For the last several years I’ve been quick to state that I hate performing, though I love dancing and moving. Growing up taking dance class after dance class I was always the blank-faced kid on stage, feeling openly resentful towards the artificiality of ‘pulling face’, but so eager to take on the physical challenge of dance. (Spoiler alert: I still feel that way - even as a choreographer that asks for facial involvement in some of my work - more power to those of you who enjoy that sort of thing.) In college I was really aware of my imperfect technique and lack of natural flexibility and a ‘dancer’s body’ and with the beginning stages of a hip injury that followed me through the past decade, my distaste for the ‘being on stage’ part of dance grew and grew and was easily justifiable in my own thoughts.

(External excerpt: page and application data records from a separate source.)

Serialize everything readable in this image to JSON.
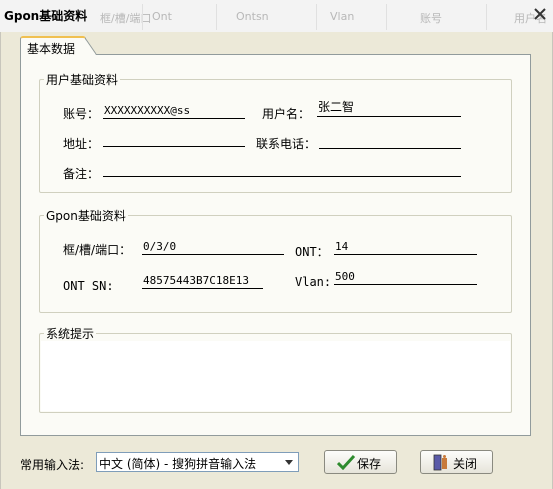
{
  "window": {
    "title": "Gpon基础资料",
    "ghost_headers": [
      "框/槽/端口",
      "Ont",
      "Ontsn",
      "Vlan",
      "账号",
      "用户名"
    ],
    "close_icon": "close-icon"
  },
  "tab": {
    "label": "基本数据"
  },
  "user_group": {
    "legend": "用户基础资料",
    "account_label": "账号：",
    "account_value": "XXXXXXXXXX@ss",
    "username_label": "用户名：",
    "username_value": "张二智",
    "address_label": "地址：",
    "address_value": "",
    "phone_label": "联系电话：",
    "phone_value": "",
    "note_label": "备注：",
    "note_value": ""
  },
  "gpon_group": {
    "legend": "Gpon基础资料",
    "port_label": "框/槽/端口：",
    "port_value": "0/3/0",
    "ont_label": "ONT：",
    "ont_value": "14",
    "ontsn_label": "ONT SN:",
    "ontsn_value": "48575443B7C18E13",
    "vlan_label": "Vlan:",
    "vlan_value": "500"
  },
  "system_group": {
    "legend": "系统提示",
    "message": ""
  },
  "bottom": {
    "ime_label": "常用输入法:",
    "ime_value": "中文 (简体) - 搜狗拼音输入法",
    "save_label": "保存",
    "close_label": "关闭",
    "save_icon": "check-icon",
    "close_icon": "exit-door-icon"
  },
  "colors": {
    "save_check": "#2e8b2e",
    "tab_highlight": "#f0c050"
  }
}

Honestly there was nothing to miss by taking myself out of the performance equation; I’ve always wanted to create, never perform, and I find no greater personal satisfaction than in developing new work on a group of performers and watching it become their own physical and mental property - magic.

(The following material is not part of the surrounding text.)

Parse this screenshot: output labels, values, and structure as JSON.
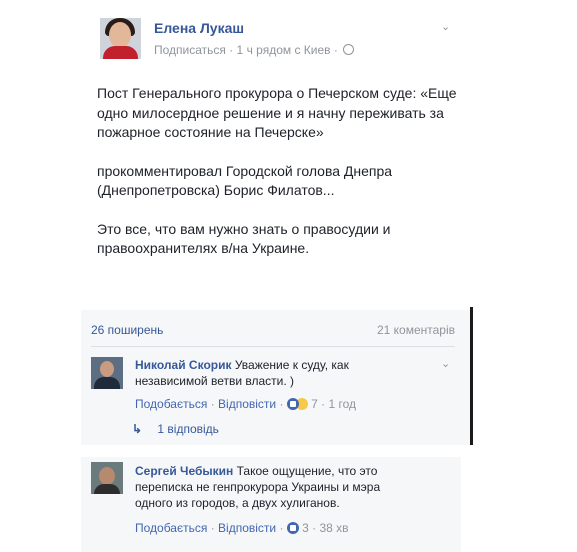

This year something happened.
A month ago I found myself in the midst of an hour-long solo performance, engrossed in what I was doing and truly enjoying it. Yes, it was a safe space and I was surrounded by peers. Yes, I had created the work from a completely genuine place with a collaborator I trusted. But… I [think I] was performing. And enjoying it.
I’m curious about everything - especially the inner workings of the brain - and have the tendency to crave the search for ‘why’, we can blame this on being the offspring of a therapist. Of course my brain jumped on the task of determining how and why this shift snuck up on me. I could track threads back to fall 2014, when I was participating in a choreographer’s residency at Green Street Studios (immediately after hip surgery) and had to share work that I was exploring with outside eyes. I remember being slightly terrified and equally thrilled when Karen Krolak and Lorraine Chapman pushed pushed pushed me one weekday morning just to be real, to be present, to deliver the movement I made as my own impulse dictated at the time. What felt right? Where did my body want to pause, and why ignore it? Karen, who I consider a great mentor, spent a few more mornings on the hunt for the identity of this phrase, continuing to (delightfully) challenge the process. Another evening Andy Taylor Blenis pushed me through that same phrase focusing on owning the physicality in the present. Real… present… These were things I totally stand behind as a human, and my conception of a performer based outside of one’s own true self started to melt. I’m not sure any of these wonderful women artists know what they jumpstarted, as they kindly shared their time, compassion and thoughts, or that it took me a full year and a half later to find the depth of my gratitude!
Another opportunity to be grateful for and the point of this entry... through the entire fall I was fortunate enough to work with a friend and fellow artist, Wolf Luman, and to sustain a deep dialogue through music and movement. He would communicate through brilliant sound that streamed into my ears, I would answer by following what my body needed to say in honest response. We never met in person, but kept a steady flow of tracks and filmed rehearsal sessions volleying back and forth. A few months later, Wolf had created an entire new album and without knowing it I created an hour of movement, obviously the fruit of both of which was a stand alone performance piece. And when you create such a beautiful performance piece, you have to perform it! And we did. And it felt incredible. And the audience was enraptured. There’s more to explore here about creating such a personal work through organic mediums (body and sound) with completely digital communication, but I’ll save it for another day.
I think the greatest takeaway is that a performance experience doesn’t necessitate ‘performing’ if you’re simply being authentic and present in live movement research. During each second of my hour long performance/sound exploration I was making choices - to move or not to move, if I decided to move what did my body need to do to fulfill my internal needs and the needs of the relationship between music and myself at that split second in time? What was I feeling at any given second and how could I merge that with what I wanted to say with my body? Yes, I recognized the fact that I was being watched and yes, those individuals viewing the performance shifted the goal ever so slightly just due to the fact that they were present in the space and all focusing their energy on the same subject (me!), but it was ok.
Looking ahead, where does this new found intrigue in exploring movement in front of others lead? Perhaps for me, a performance that is enjoyable and satisfying will always be improv so I can be absolutely authentic in any given split second of movement. In any case, I’m happy to have the beautiful ability to evolve, grow and see where the self exploration takes me.